As you can see, the application just needs the name of a PDF file to convert, along with the page you want to start at and the page you want to end at. There are several ways I could make the application more convenient to use, but since I don't plan to use it that often, I can deal with its limitations.

How to get the IP address of a Linux system from the command line

One way to to get the IP address of a Linux system from the Linux command line is this:

$ hostname -I

That’s the hostname command, followed by a capital letter i as a command line parameter. On my Raspberry Pi system, this command returns its IP address — and only its IP address — like this:

10.0.1.9

It’s nice that this command returns only the IP address, because that means I don’t have to pipe together several commands to get what I need.

Complete backup scripts for my websites (Drupal, MySQL)

I’m spending a little time today trying to automate the process of backing up my websites, and in doing so I thought I would share the Linux shell scripts that I use to generate the backup files, including backups of my MySQL databases and Drupal website directories. If you are comfortable with shell programming in Linux, I think you’ll be able to follow the code in the following scripts.

MySQL database backup script

First, this is a backup script I use to backup a MySQL database:

A Bash for loop to iterate over a file that has blank spaces in its lines

I just had to write a Linux bash shell script that has a for loop that reads a file, and that file contains lines with blank spaces in it. This sounds simple, but blank spaces cause major problems in a Bash for loop.

Fortunately there’s a simple solution: Before the for loop, declare the input field separator to be a newline character, as shown in this for loop code:

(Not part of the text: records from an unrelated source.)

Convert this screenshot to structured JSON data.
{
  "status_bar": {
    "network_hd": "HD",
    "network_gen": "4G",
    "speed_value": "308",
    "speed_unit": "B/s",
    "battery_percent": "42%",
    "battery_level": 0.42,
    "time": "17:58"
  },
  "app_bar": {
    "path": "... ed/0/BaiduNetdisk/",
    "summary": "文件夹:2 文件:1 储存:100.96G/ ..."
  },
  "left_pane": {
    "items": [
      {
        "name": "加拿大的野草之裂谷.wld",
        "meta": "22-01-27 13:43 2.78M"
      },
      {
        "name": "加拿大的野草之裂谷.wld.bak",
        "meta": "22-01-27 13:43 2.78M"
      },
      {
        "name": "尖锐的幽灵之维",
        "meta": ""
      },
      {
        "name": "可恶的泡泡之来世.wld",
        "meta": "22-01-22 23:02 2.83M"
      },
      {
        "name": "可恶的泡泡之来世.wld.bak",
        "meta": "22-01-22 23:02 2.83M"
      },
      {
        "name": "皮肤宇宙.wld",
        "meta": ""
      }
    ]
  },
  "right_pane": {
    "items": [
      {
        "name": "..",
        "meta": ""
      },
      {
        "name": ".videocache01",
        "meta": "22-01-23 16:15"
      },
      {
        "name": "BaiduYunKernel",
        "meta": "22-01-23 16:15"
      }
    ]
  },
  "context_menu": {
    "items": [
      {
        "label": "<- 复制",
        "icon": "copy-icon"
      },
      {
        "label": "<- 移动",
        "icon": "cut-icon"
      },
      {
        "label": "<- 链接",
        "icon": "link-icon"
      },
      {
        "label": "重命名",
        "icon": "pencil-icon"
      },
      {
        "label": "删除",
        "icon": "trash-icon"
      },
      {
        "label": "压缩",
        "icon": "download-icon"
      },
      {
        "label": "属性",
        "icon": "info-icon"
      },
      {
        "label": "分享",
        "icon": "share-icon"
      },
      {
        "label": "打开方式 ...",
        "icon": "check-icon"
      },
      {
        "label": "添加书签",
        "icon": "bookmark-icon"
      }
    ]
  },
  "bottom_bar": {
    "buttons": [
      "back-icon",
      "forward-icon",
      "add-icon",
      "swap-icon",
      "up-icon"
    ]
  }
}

How to read and write from a file in a Linux bash shell script

I’m currently writing a complicated Linux bash shell script where I need to keep a counter in an external file, and to do so, I need to be able to write to a file and then read from that file.

In short, this is how I write my counter to that file:

# create a variable to represent the filename
COUNTER_FILE="counter.tmp"

# write to the file
echo "0" > $COUNTER_FILE

Later in the code I increment the counter and write it to the file like this: